In this case, PPIs are preferred over H2 antagonists because they are more effective for healing. If at the time of evaluation, there are symptoms or signs that suggest complicated GERD or a disease other than GERD or if the relief of symptoms with H2 antagonists or PPIs is not satisfactory, a further evaluation by endoscopy (EGD) definitely should be done.
Like all high-fat foods, full-fat cowâ€™s milk may relax the lower esophageal sphincter, which can cause or worsen reflux symptoms. PPIs and H2 blockers reduce how much acid your stomach secretes, which can help prevent and reduce heartburn symptoms. Antacids neutralize stomach acid.
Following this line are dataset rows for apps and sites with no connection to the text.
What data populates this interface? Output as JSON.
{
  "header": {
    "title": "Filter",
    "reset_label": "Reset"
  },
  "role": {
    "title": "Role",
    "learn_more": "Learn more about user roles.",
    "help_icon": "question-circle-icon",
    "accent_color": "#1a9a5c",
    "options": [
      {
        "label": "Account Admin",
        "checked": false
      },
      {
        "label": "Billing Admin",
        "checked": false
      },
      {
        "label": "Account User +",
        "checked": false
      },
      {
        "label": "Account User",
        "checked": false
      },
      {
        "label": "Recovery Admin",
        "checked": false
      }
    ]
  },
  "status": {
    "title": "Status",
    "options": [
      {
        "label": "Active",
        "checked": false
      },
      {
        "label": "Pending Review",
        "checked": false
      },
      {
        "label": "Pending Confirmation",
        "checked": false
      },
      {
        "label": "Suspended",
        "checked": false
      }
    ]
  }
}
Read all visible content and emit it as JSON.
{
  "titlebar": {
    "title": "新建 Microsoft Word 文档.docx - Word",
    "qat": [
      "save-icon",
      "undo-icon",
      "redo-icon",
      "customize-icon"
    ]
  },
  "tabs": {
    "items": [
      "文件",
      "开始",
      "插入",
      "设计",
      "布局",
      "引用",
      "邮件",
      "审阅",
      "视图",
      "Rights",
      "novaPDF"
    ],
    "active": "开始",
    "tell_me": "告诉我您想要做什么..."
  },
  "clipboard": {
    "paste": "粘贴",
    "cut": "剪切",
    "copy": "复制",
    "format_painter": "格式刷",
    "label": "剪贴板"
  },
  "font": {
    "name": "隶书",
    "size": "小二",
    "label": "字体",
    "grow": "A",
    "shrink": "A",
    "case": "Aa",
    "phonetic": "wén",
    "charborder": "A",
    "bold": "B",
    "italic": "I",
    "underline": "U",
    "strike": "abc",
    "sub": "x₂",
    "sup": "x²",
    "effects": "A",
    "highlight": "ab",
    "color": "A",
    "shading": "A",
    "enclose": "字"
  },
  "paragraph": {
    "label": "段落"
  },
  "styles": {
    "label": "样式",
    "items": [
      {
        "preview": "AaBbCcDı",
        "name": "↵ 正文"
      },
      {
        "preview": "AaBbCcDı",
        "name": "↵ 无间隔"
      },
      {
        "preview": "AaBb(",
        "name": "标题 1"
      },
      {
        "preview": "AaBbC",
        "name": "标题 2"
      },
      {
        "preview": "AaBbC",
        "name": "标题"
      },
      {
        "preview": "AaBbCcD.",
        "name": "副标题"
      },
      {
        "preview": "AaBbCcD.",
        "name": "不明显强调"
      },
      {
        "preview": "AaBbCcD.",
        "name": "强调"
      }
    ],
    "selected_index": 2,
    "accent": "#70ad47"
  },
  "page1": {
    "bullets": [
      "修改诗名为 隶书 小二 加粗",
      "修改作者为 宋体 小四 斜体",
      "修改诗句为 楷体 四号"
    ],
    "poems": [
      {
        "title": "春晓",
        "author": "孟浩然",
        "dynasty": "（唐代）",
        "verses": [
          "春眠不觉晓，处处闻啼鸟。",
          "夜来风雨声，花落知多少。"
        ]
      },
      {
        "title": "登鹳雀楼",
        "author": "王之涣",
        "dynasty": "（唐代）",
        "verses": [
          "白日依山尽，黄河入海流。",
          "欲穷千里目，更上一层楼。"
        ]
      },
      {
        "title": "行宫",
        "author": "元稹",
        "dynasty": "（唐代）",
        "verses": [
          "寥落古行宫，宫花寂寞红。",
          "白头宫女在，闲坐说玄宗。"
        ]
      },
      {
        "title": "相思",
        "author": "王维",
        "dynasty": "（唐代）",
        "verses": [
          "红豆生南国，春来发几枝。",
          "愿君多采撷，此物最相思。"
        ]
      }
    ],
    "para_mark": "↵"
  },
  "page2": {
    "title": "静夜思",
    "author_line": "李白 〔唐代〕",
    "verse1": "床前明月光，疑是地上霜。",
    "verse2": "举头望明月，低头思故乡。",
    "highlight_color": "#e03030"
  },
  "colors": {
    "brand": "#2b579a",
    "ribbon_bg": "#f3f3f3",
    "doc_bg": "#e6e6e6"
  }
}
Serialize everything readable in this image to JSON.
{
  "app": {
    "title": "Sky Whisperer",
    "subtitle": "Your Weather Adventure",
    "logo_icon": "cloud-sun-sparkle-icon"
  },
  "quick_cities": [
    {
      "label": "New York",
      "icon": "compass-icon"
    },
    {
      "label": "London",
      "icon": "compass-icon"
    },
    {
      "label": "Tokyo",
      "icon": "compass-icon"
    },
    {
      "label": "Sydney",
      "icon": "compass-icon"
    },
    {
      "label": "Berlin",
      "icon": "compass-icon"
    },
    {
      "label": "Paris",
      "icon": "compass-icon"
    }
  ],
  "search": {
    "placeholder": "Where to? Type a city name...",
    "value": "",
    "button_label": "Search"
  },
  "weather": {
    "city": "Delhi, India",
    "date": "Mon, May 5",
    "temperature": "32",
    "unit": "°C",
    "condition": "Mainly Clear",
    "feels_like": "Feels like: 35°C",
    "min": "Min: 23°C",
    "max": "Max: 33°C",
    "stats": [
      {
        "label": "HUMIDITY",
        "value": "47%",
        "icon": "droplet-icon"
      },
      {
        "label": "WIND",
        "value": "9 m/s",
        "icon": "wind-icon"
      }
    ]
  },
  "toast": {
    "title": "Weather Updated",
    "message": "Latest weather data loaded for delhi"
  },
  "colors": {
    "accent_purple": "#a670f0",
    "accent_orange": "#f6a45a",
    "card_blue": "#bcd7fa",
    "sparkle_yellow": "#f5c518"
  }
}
The fact that your cough is improving on lansoprazole (Prevacid) is a good sign. Adenocarcinoma of the esophagus is generally suspected in patients (especially in those over age 45) with long-term gastroesophageal reflux who are losing weight, have difficulty swallowing or have evidence of gastrointestinal bleeding. It is important to note that more recently, a relationship between chronic hoarseness, gastroesophageal reflux, vocal cord polyps and laryngeal cancer has been reported.
While fast relief can be useful on occasion, antacids are not the answer when the problem is persistent, severe GERD. PPIs are more effective than H2RAs for the short-term (14 days) treatment of symptoms of GERD, with the clinical effect of short-term PPI lasting up to 10 weeks. Safe and effective treatments for GERD include medications, diet, lifestyle adjustment and in some cases surgery.
2. Know which foods
(pH is a mathematical way of expressing the amount of acidity.) For this test, a small tube (catheter) is passed through the nose and positioned in the esophagus. On the tip of the catheter is a sensor that senses acid. The other end of the catheter exits from the nose, wraps back over the ear, and travels down to the waist, where it is attached to a recorder.
In addition, being overweight often worsens symptoms. Many overweight people find relief when they lose weight. Doctors recommend lifestyle and dietary changes for most people needing treatment for GERD. Treatment aims at decreasing the amount of reflux or reducing damage to the lining of the esophagus from refluxed materials. The burning, pressure, or pain of heartburn can last as long as 2 hours and is often worse after eating.